- Urgent Action: Urgent actions may seem very rare given that only two states can produce them, but possible catastrophic and nearly certain moderate are two combinations that come up when spending time investigating a process or product. The first is the “Yeah, that happens a lot and is such a problem.” (ex. MS Vista crashing). And the “Can it happen? Yeah… We’d better fix that.” (ex .Any given house in a neighborhood being struck by lightning).
- Immediate Action: A drop-everything problem. Only happens when a high probability meets a high severity. Immediate because the risk means that not mitigating means the project or product will longer satisfy requirements. In other words, “If we don’t fix this, the project is over.” or “If we don’t fix this, no one will buy our product.” (ex. GM knew their ignition switches were dangerous and did not recall, an Immediate Action that was not mitigated).
As suggested in some of the actions, the idea is to start with the worst and work backwards. Don’t expect to clear your matrix entirely, but if all you have are Monitors and No Actions, then you’re in very good shape.

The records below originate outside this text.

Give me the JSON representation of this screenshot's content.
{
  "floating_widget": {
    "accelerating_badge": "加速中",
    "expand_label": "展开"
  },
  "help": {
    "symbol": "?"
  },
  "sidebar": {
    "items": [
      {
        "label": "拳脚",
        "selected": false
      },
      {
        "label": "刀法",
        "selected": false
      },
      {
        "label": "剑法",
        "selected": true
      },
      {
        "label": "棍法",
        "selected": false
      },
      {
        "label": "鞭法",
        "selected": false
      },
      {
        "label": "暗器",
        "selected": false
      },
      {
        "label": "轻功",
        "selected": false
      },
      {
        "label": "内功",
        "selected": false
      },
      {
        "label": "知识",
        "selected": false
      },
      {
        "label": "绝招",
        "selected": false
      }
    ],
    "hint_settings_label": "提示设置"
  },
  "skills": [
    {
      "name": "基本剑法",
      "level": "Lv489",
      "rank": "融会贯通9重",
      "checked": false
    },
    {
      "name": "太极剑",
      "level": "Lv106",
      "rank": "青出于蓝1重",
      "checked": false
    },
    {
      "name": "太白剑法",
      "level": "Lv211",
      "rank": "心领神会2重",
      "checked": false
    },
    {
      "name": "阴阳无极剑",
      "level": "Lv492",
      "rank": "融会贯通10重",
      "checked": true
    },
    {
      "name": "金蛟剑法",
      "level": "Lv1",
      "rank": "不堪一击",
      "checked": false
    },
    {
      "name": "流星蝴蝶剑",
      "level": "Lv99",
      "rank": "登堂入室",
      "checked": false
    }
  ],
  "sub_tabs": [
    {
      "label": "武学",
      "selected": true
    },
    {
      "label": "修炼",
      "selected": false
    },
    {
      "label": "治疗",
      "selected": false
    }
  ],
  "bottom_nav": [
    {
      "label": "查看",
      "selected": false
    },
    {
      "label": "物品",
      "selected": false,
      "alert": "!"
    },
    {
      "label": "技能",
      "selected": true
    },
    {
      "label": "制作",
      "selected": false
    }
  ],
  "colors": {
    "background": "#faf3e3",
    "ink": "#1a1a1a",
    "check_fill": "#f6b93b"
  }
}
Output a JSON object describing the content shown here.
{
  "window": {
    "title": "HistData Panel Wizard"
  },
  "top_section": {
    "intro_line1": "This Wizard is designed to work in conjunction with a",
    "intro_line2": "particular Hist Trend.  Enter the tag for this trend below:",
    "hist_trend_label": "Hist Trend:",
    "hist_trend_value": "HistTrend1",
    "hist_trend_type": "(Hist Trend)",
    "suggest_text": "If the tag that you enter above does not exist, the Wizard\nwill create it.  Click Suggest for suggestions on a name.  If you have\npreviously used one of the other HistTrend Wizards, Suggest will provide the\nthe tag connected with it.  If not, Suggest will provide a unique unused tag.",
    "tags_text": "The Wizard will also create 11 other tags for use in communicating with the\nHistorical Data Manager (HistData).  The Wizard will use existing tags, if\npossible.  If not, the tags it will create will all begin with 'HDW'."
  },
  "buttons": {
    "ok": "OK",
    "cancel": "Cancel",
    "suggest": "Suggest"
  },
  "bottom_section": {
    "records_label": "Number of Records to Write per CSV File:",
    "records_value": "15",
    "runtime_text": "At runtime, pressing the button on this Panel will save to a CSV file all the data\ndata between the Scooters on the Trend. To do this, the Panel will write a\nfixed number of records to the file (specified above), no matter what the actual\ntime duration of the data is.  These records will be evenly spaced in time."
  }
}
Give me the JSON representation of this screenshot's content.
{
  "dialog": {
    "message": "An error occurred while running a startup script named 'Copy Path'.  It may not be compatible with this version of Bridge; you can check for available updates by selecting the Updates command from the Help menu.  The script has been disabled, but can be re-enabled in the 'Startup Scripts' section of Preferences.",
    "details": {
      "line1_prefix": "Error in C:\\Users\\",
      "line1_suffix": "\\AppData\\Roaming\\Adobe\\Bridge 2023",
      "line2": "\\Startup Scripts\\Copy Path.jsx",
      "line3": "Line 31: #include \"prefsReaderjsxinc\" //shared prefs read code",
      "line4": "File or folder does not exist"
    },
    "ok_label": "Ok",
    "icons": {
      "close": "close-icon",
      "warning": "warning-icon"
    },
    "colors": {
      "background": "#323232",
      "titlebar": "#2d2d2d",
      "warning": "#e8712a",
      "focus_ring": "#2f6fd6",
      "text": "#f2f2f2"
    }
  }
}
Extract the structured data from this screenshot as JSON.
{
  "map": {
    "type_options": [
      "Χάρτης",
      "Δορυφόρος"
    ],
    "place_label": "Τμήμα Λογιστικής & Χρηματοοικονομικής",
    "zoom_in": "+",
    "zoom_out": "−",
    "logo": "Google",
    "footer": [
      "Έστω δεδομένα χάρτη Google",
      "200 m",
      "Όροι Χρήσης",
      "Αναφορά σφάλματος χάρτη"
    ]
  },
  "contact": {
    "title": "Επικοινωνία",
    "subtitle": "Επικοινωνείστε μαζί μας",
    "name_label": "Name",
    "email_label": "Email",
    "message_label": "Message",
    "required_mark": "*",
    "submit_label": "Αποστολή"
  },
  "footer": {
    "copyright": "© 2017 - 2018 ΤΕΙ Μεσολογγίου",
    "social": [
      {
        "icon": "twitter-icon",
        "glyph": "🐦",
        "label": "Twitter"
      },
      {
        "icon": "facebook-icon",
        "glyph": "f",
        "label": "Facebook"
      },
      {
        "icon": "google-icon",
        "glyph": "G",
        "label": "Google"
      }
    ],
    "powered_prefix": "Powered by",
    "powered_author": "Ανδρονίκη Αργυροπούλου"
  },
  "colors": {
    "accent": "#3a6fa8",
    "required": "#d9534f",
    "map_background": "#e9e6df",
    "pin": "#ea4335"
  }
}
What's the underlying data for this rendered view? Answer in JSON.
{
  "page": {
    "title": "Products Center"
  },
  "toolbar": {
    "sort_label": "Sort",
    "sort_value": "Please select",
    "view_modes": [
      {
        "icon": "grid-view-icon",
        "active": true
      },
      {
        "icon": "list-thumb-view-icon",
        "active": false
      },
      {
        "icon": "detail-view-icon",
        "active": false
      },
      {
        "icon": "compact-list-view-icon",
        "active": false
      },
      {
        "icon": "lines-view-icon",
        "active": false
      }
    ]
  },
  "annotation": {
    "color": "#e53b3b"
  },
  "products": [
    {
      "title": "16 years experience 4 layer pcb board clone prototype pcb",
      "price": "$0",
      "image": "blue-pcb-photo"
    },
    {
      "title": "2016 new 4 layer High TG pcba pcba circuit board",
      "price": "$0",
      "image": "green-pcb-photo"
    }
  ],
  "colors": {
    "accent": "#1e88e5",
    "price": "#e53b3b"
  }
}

Tracking the date increases accountability. When a project knows how long a risk has been on the books without mitigation helps them understand their process and how tough a risk is. It also helps a group feel like the risk needs to be worked on because it’s been there for that long. There is also the possibility that the risk will be left on the chart for a long time and the team has reconsidered or forgotten about it, so it’s good to know what phase the project was in when the risk was identified.
Mitigating risks is a topic of its own. The mitigation is often associated with the action, as mitigating a risk can go as far as eliminating or removing the risk, though they are not all the same thing. For the purposes of the MRSD project, consider them basically the same thing and track what was done about a risk. These actions can reduce risks to lower categories or remove them entirely from the sheet, though archiving risks that have been mitigated or eliminated is a good morale boost.
Impact Type/Location is what kind of risk it is (schedule, cost, physical, cybersecurity, etc), and what phase, subsystem, or operational requirement it affects. These can be tracked as separate categories if there’s a lot to say, and can even be linked to the WBS/SSS or Gantt chart to show where risks are showing up. The tools to do so are a bit more involved and I haven’t implemented them myself yet.
Below is a risk matrix and tracker made with some of the risks identified early in a Carnegie Mellon MRSD Project. It will take risks and display their overall values automatically in the second sheet, and output an aggregate risk matrix to the first sheet. After-mitigation risk level is not implemented, but can be kept in the comments section, and the original risk updated once mitigation has been implemented with a note as to how the mitigation affected the risk.